This is a time-tested video game rule but a good one to keep in mind during Gravity Rush 2’s more hectic fights. If you’re fighting a flock of goons and a larger monster or mech enters the fray, divert your attention to the bigger dude ASAP. It’s often only a matter of time until a second big’un turns up, and your life will be much easier if you’ve cleared out the first one before that happens.
One of Kat’s early “combat” upgrades is a drop-kick that causes her to flip sideways and drop her leg to the ground. (It’s got different names depending on the style you’re using, but you press X + Square to do it.) This is helpful in standard ground combat, but it’s also useful for pushing Kat toward the ground while she’s in midair. It can can be very frustrating to feel stuck in midair when you want to get to the ground, so use that kick to speed things along.
Midway through the game you’ll have unlocked two additional fighting styles—the lighter Lunar style, and the heavier Jupiter style. Lunar style is a lot of fun both during traversal and in combat, mainly because it has a teleport kick that auto-targets enemies. However, Lunar style makes Kat lighter, which means she’ll move around more slowly in general.
If you want to get somewhere in a hurry, quickly switch to Jupiter style, then switch back to Lunar style before you land. In combat, Jupiter or Normal style can help you get to the ground faster than staying in Lunar style. I got used to flicking the touchpad to switch between styles, but experiment with the alternate control styles to see if you can find one that you like.

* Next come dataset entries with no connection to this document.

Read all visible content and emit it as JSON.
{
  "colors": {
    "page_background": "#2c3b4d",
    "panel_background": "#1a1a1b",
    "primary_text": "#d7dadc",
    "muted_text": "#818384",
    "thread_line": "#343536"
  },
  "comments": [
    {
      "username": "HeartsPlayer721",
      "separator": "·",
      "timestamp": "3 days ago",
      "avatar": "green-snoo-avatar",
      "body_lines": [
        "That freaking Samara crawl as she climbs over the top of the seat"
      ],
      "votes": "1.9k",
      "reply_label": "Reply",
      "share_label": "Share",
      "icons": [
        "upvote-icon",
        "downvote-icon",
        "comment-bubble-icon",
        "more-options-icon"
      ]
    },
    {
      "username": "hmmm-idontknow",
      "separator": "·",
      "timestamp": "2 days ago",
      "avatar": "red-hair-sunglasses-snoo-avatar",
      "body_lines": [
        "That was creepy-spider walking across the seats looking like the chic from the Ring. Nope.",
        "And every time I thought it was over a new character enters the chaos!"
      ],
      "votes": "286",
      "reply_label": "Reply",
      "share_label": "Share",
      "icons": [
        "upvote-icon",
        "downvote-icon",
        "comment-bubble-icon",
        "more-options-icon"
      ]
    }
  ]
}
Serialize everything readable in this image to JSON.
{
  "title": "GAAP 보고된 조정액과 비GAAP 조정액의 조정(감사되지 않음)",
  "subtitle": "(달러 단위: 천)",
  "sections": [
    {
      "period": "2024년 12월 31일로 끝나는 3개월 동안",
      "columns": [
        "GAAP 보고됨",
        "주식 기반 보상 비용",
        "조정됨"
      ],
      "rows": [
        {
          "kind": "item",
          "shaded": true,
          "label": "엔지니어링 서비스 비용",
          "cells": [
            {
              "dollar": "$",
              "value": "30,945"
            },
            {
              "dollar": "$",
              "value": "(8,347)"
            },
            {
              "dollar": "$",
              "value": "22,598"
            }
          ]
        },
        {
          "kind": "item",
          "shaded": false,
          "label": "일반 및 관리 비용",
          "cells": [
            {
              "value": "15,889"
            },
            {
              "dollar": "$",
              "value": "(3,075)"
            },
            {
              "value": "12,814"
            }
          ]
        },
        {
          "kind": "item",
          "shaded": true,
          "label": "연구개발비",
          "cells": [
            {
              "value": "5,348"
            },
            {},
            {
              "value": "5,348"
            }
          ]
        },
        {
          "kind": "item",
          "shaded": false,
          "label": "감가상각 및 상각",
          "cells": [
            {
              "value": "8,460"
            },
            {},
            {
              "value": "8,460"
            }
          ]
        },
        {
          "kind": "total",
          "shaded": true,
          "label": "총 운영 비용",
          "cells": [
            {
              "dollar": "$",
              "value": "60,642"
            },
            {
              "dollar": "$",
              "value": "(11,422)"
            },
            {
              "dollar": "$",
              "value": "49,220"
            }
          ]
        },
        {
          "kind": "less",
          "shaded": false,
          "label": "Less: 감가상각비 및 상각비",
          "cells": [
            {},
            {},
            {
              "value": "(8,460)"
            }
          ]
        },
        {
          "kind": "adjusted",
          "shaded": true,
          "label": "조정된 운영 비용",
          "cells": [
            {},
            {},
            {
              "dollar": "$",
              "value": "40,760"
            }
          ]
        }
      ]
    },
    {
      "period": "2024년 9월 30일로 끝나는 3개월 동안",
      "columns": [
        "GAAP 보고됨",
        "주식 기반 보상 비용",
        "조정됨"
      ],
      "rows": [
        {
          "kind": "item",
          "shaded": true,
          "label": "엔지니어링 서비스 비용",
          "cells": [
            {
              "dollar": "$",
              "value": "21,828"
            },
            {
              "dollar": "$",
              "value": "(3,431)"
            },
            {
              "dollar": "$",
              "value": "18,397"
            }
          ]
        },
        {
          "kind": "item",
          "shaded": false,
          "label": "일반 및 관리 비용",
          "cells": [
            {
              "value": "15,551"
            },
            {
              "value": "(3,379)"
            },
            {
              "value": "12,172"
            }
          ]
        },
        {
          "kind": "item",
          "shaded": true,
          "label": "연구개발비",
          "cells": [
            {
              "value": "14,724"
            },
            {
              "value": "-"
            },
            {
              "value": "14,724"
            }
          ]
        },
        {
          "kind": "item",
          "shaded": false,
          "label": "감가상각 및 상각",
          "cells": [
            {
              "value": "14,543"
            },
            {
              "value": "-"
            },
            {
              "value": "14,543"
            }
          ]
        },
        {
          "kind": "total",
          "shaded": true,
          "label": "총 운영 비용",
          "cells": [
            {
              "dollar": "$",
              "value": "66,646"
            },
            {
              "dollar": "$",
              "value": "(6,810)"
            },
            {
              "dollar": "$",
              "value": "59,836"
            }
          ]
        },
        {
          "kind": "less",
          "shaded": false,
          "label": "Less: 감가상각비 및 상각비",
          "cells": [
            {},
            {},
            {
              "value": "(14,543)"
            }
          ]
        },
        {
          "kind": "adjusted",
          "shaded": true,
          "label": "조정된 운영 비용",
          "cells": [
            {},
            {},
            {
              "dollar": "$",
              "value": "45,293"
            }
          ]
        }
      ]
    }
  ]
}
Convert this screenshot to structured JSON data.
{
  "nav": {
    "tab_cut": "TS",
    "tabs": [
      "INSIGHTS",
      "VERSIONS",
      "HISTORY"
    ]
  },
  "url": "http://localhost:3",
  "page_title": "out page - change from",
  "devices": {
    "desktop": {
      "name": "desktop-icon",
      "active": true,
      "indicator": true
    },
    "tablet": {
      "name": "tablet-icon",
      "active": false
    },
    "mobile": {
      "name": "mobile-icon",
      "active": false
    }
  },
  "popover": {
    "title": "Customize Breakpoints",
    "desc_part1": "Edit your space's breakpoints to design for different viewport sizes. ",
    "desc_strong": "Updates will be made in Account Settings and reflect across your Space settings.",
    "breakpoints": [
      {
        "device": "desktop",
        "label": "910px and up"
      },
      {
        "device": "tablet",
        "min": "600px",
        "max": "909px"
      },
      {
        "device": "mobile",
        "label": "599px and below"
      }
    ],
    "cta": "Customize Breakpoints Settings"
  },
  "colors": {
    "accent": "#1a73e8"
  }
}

Part of the fun of Gravity Rush 2 is finding funny new outfits for Kat and taking selfies all over town. It’s also fun to take on serious story missions while dressed in a ridiculous outfit. You unlock a costume or two through the main story, but most of them are tied to sidequests. Here are some sidequests you can do to get new outfits: A Legend is Born, An Angel Named Double-Cross, Forbidden Games, Hands Up, Hands Out, and Find The Idol. You also get to carry over some outfits from the first game if you have a save file from the PS4 version.
Hope those tips are helpful! If you’re playing and have any tips of your own, I hope you’ll share them down below.